Apart from the use of the postcard format, which brought the price of studio portraits within reach of practically everyone, the pose is a complete contrast to those characteristic of a decade or two earlier. The stiff formally arranged family group, often in a symmetrical triangular, diamond, W or inverted-W pattern has been replaced by an asymmetrical distribution. However, the most striking difference in this style of portrait is that the subjects are smiling. Well, the children are; while their mother is perhaps trying, she doesn't seem to be able to put out of her mind the Victorian studio habits that she grew up with. The chintz-covered chaise longue is fairly typical of the Edwardian period between the turn of the century and the Great War.
The 1910s also saw a return to the spartan studio settings not seen for several decades. Here the subject is perched on a plaster bench left over from the excesses of the 1890s, but the remaining background has been stripped to the bare essentials - a plain floor and wall, probably purposely light in colour in order to bring out the detail in the girl's clothing, which might otherwise have appeared somewhat washed out. With a child of this age, the ball that she is holding is less likely to have been used to keep her from fidgetting, but more as a simple accessory.

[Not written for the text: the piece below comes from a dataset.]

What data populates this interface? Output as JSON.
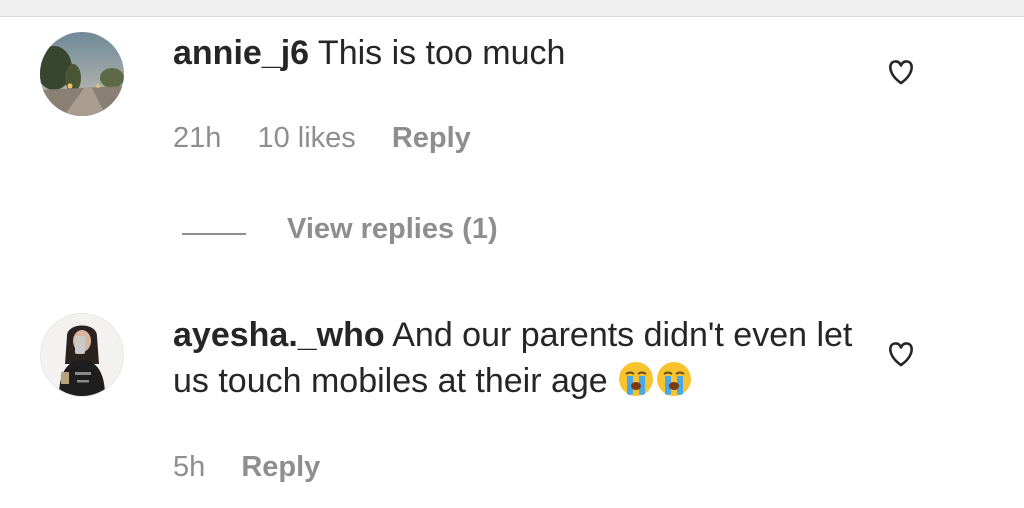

The use of generic, mass-produced postcards enabled the studios to reduce the cost of production even further. Some of them would be stamped on the reverse with the the photographer's or studio's name, but a method used very commonly from the early 1900s until the 1930s was the blind stamp. This involved the embossing of text, an image or a logo, or a combination of these, onto the postcard without using ink or gilding. Although printed, embossed card mounts were produced by the same studios, they were able to offer these standard, stock-in-trade postcards very cheaply indeed.
Edward Montague Treble was born in Hastings, Sussex in 1859, the youngest son of artist & photographer Frederick Treble and Elizabeth Wyndham. His father at various times operated from premises in Nottingham, Yeovil, Salisbury, Hastings, London, Brighton and Norwich, and his older brother Charles Frederick Treble also became a photographer, with studios in London, Norwich and Great Yarmouth. E.M. Treble possibly trained with his father before working as a photographer's manager in Yardley, Worcestershire, and appears to have moved to Derby in around 1912, when he took over the studio of C.F. Dereské in East Street. He was in business at least until the mid- to late 1920s.